Instructions to follow: Report every line below that holds the word "number".

Records contained in a dataset
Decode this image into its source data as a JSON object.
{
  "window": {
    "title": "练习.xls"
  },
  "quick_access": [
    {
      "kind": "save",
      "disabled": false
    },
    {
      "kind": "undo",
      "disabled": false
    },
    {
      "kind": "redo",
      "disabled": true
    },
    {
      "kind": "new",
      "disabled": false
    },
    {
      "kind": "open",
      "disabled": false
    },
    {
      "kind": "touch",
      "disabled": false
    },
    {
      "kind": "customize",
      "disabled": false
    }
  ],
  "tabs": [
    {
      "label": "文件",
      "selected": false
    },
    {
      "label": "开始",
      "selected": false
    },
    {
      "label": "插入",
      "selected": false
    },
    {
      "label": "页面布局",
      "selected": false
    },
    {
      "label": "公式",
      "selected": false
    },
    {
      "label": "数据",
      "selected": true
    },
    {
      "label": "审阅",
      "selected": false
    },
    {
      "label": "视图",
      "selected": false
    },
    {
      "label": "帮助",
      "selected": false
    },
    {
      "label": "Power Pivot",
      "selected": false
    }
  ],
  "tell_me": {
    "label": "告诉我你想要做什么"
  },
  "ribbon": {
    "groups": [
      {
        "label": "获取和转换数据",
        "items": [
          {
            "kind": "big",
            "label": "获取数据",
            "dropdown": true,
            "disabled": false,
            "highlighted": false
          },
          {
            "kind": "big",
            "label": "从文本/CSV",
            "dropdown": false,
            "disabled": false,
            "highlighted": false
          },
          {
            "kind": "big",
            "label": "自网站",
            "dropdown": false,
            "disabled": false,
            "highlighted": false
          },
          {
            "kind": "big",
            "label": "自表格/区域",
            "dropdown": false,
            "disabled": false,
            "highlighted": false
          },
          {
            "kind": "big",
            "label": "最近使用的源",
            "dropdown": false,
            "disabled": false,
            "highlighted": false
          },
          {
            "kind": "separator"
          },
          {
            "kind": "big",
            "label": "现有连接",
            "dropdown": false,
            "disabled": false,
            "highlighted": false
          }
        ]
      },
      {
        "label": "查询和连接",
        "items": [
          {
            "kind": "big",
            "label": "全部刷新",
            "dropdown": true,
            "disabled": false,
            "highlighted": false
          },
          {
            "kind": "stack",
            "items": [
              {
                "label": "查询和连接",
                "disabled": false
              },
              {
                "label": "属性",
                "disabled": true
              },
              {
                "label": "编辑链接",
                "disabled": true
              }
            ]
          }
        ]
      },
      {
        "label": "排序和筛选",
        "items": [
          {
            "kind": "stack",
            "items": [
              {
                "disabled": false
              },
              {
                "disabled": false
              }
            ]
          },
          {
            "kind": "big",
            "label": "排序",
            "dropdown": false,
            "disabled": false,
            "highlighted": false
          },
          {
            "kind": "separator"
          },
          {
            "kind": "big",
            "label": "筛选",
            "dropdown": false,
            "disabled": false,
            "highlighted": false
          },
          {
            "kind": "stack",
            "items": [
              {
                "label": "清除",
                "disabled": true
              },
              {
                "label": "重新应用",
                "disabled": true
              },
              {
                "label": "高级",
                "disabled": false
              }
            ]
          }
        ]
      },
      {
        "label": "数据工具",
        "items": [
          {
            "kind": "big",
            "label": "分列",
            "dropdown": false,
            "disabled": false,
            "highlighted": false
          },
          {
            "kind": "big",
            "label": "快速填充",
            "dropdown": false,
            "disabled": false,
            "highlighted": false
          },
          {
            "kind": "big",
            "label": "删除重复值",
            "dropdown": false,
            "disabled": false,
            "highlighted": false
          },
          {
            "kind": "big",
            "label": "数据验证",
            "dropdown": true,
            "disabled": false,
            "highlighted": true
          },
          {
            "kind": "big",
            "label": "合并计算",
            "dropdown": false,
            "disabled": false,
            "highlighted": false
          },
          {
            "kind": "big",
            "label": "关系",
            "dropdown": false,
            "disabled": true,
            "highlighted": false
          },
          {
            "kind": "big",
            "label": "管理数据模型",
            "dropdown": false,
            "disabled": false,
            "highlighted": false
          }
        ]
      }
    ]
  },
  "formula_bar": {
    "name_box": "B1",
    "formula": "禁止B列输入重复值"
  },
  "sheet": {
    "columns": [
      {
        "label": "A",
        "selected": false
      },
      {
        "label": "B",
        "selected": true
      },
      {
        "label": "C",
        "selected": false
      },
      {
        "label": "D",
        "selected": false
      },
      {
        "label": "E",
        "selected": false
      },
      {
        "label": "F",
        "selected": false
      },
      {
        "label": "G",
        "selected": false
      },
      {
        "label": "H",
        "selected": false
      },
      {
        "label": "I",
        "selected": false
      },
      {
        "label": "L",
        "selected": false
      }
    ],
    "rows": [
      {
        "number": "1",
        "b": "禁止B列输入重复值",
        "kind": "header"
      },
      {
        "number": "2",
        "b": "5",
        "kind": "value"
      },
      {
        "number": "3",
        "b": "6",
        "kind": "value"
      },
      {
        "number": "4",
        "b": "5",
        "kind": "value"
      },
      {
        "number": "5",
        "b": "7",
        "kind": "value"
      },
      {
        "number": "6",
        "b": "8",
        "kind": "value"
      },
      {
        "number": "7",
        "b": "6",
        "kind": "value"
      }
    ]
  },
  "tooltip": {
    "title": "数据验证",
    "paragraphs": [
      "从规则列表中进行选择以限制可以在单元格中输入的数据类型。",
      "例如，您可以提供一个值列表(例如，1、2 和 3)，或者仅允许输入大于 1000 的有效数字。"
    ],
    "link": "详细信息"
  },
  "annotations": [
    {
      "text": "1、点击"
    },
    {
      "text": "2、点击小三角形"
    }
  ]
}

Answer:
        "number": "1",
        "number": "2",
        "number": "3",
        "number": "4",
        "number": "5",
        "number": "6",
        "number": "7",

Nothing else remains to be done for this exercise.